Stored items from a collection
***

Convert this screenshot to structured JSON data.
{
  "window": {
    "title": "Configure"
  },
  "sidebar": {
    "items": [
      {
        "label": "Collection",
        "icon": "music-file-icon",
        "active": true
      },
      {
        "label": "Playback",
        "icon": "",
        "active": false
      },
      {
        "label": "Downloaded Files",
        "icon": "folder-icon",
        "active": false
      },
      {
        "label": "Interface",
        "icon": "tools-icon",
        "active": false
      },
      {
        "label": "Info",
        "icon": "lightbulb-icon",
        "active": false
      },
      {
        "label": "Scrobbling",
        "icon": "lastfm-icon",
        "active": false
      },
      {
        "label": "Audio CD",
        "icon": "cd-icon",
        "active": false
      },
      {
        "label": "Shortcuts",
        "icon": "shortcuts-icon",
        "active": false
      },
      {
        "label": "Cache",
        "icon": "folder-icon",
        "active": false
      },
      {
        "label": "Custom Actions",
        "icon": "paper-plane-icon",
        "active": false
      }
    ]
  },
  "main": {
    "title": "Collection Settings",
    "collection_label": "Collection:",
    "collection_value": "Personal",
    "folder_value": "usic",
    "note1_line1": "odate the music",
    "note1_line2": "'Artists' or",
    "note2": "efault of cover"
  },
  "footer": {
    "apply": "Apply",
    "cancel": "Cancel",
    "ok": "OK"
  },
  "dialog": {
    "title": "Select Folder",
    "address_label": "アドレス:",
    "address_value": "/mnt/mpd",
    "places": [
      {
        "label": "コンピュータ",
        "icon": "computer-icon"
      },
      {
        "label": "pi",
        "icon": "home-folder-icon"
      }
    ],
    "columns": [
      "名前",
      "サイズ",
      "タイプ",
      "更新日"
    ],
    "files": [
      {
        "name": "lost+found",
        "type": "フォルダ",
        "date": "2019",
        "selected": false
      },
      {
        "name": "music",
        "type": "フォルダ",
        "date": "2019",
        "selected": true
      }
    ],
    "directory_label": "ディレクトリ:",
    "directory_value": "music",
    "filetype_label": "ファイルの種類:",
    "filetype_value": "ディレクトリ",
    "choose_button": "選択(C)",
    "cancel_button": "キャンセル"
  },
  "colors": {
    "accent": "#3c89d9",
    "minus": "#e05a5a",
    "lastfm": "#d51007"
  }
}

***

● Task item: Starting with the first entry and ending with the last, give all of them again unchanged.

● Response to this task:
Convert this screenshot to structured JSON data.
{
  "window": {
    "title": "Configure"
  },
  "sidebar": {
    "items": [
      {
        "label": "Collection",
        "icon": "music-file-icon",
        "active": true
      },
      {
        "label": "Playback",
        "icon": "",
        "active": false
      },
      {
        "label": "Downloaded Files",
        "icon": "folder-icon",
        "active": false
      },
      {
        "label": "Interface",
        "icon": "tools-icon",
        "active": false
      },
      {
        "label": "Info",
        "icon": "lightbulb-icon",
        "active": false
      },
      {
        "label": "Scrobbling",
        "icon": "lastfm-icon",
        "active": false
      },
      {
        "label": "Audio CD",
        "icon": "cd-icon",
        "active": false
      },
      {
        "label": "Shortcuts",
        "icon": "shortcuts-icon",
        "active": false
      },
      {
        "label": "Cache",
        "icon": "folder-icon",
        "active": false
      },
      {
        "label": "Custom Actions",
        "icon": "paper-plane-icon",
        "active": false
      }
    ]
  },
  "main": {
    "title": "Collection Settings",
    "collection_label": "Collection:",
    "collection_value": "Personal",
    "folder_value": "usic",
    "note1_line1": "odate the music",
    "note1_line2": "'Artists' or",
    "note2": "efault of cover"
  },
  "footer": {
    "apply": "Apply",
    "cancel": "Cancel",
    "ok": "OK"
  },
  "dialog": {
    "title": "Select Folder",
    "address_label": "アドレス:",
    "address_value": "/mnt/mpd",
    "places": [
      {
        "label": "コンピュータ",
        "icon": "computer-icon"
      },
      {
        "label": "pi",
        "icon": "home-folder-icon"
      }
    ],
    "columns": [
      "名前",
      "サイズ",
      "タイプ",
      "更新日"
    ],
    "files": [
      {
        "name": "lost+found",
        "type": "フォルダ",
        "date": "2019",
        "selected": false
      },
      {
        "name": "music",
        "type": "フォルダ",
        "date": "2019",
        "selected": true
      }
    ],
    "directory_label": "ディレクトリ:",
    "directory_value": "music",
    "filetype_label": "ファイルの種類:",
    "filetype_value": "ディレクトリ",
    "choose_button": "選択(C)",
    "cancel_button": "キャンセル"
  },
  "colors": {
    "accent": "#3c89d9",
    "minus": "#e05a5a",
    "lastfm": "#d51007"
  }
}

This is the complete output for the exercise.